An Apache Girl Comes of Age
by Stephen Trimble


The men's room is elegant, the lighting exquisite. But, as I stood in front of the toilet contemplating the photo on the wall, I kept saying to myself: what would Jeanette Larzelere think about her image hanging here, a focal point for (dare I say it) a parade of well-off white men relieving themselves between courses?

Thirteen years ago, I watched as Jeannette Larzelere became a woman. Like so many other Apache girls on the verge of womanhood, she passed through the four-day coming-of-age ceremony called the sunrise dance. The entire village of Whiteriver, Arizona, on the Fort Apache Reservation, surrounded her with respect and love, dancing her into adulthood.

I have never seen anything more moving.

I am a photographer. My picture of Jeannette Larzelere at the culminating point of this ceremony had been purchased by the owner of this restaurant a few months ago at a fund-raiser. He bid it up, evidently moved by the subject. He received a description of the ritual with the print. I was pleased, and felt he must understand the power of the picture. Now I have found the photo hanging over the toilet in the men's room at his trendy cafe.

This picture captures what well may be the most important, most sacred event in this girl's life. On the last day of the ceremony, a young man dips an eagle feather and a spray of sage in a basket filled with clay and water. He covers the kneeling initiate with this earth paint, to give her the power of the earth, to keep her strong through a long life.

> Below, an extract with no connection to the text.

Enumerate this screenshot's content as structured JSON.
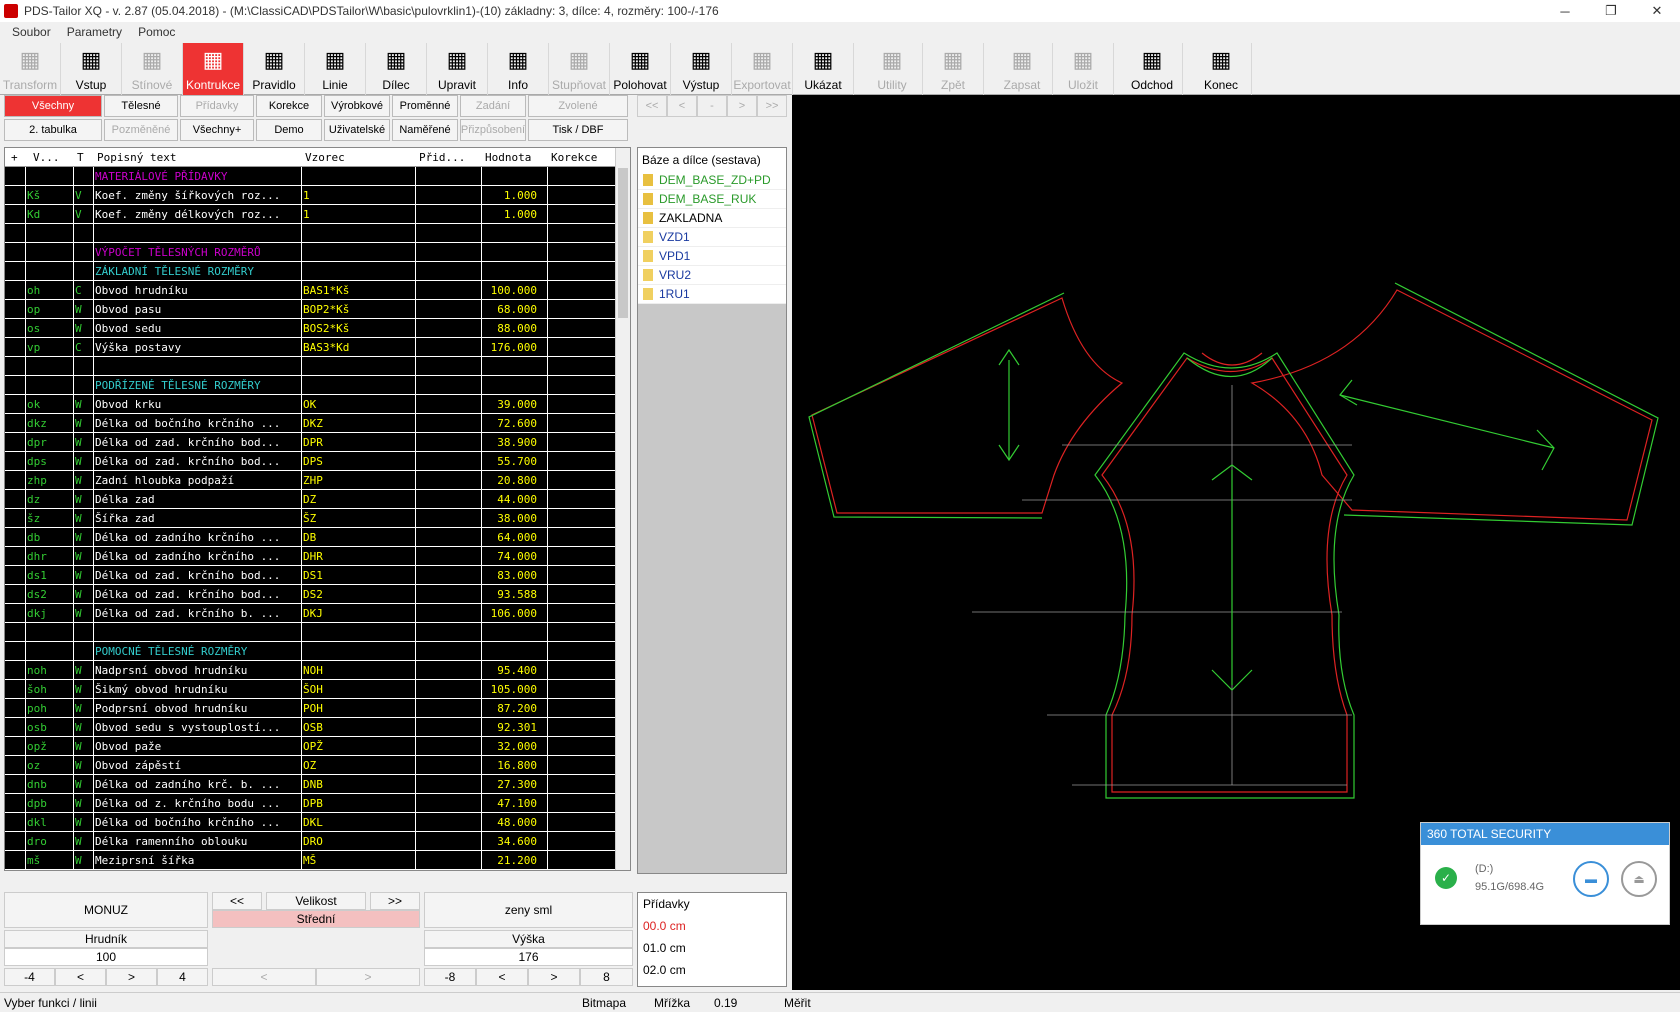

With this clay, she also acquires the power of Changing Woman, the first Apache--a holy person, indeed. This is a deeply spiritual moment. Comparable experiences: a beatific child kneeling for a first communion; a young man or woman standing to read from the Torah in a synagogue at a Bar or Bat Mitvah; a young Buddhist leaving his family to don saffron robes and begin his interlude as a monk.

An entire Apache village gave unspoken permission to photograph this intimate moment. In turn, I have the responsibility to speak for Jeanette. Hanging her photo above a toilet demonstrates profound disrespect, demeaning her, the Apache religion, Indian people, and all women.

We non-Indian people still haven't learned. On the one hand, we continue to romanticize Indians. We flock to Dances With Wolves, we root New Age ritual in the more acccessible edges of tribal religions. On the other hand, racism continues. Indians remain "the other." We deny the survival and vitality of contemporary Indian people. We freeze them in 1880, a "vanishing people" with a "lost" culture. We forget that Indian people are just that--people. And that missing act of empathy--attributable to lack of experience, lack of attention--costs us a rich understanding, a resonance, a connection.

Several weeks after the ceremony, I saw Jeannette Larzelere walking in jeans and a t-shirt at the Apache Tribal Fair. She still looked transfigured. I hope she retains a little of that strength today. She will need it.



Copyright © 1997 by Stephen Trimble, P.O. Box 1078, Salt Lake City, UT 84110-1078.

Artist Index

Arts and Activism | Arts and Education | Literary Arts | Visual Arts | Interviews and Conversations | About EnviroArts | EnviroArts Home


Copyright © 1991-2000 The EnviroLink Network, All Rights Reserved.